■ TASK TO COMPLETE: For this exercise, please find the lines in the entries that include the word "Canciones" and copy them.

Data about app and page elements
★ ★ ★ ★ ★

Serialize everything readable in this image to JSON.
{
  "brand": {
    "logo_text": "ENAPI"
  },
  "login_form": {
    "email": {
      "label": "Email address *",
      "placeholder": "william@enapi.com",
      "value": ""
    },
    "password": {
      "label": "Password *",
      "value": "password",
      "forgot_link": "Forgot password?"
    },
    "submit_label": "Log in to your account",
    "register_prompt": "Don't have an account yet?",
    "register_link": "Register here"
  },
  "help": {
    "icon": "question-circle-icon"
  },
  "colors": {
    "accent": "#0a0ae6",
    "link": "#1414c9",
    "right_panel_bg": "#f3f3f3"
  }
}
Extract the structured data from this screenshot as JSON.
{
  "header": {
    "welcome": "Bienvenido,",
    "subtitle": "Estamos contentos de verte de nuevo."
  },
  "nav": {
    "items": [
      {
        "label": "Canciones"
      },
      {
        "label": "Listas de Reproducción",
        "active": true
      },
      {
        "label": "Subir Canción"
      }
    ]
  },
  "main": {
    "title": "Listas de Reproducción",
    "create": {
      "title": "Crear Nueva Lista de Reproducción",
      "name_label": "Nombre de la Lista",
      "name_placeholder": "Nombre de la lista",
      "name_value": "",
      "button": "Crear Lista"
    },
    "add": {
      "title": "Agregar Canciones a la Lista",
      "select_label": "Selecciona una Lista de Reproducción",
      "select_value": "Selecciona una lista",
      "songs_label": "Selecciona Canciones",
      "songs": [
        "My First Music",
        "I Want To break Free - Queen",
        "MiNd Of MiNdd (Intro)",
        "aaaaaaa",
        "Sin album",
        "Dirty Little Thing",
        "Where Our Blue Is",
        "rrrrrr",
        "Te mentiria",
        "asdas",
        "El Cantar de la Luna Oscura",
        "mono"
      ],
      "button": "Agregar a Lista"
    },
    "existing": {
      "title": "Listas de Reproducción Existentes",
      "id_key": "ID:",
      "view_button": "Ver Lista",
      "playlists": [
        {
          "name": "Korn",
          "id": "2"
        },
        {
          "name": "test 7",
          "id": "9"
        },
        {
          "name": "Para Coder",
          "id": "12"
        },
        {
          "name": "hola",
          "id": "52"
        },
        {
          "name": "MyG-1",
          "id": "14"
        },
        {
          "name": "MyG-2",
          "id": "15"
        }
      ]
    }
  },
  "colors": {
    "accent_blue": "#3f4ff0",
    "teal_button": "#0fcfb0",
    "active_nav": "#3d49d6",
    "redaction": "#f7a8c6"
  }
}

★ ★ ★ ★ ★

■ OUTPUT OF THE TASK:
        "label": "Canciones"
      "title": "Agregar Canciones a la Lista",
      "songs_label": "Selecciona Canciones",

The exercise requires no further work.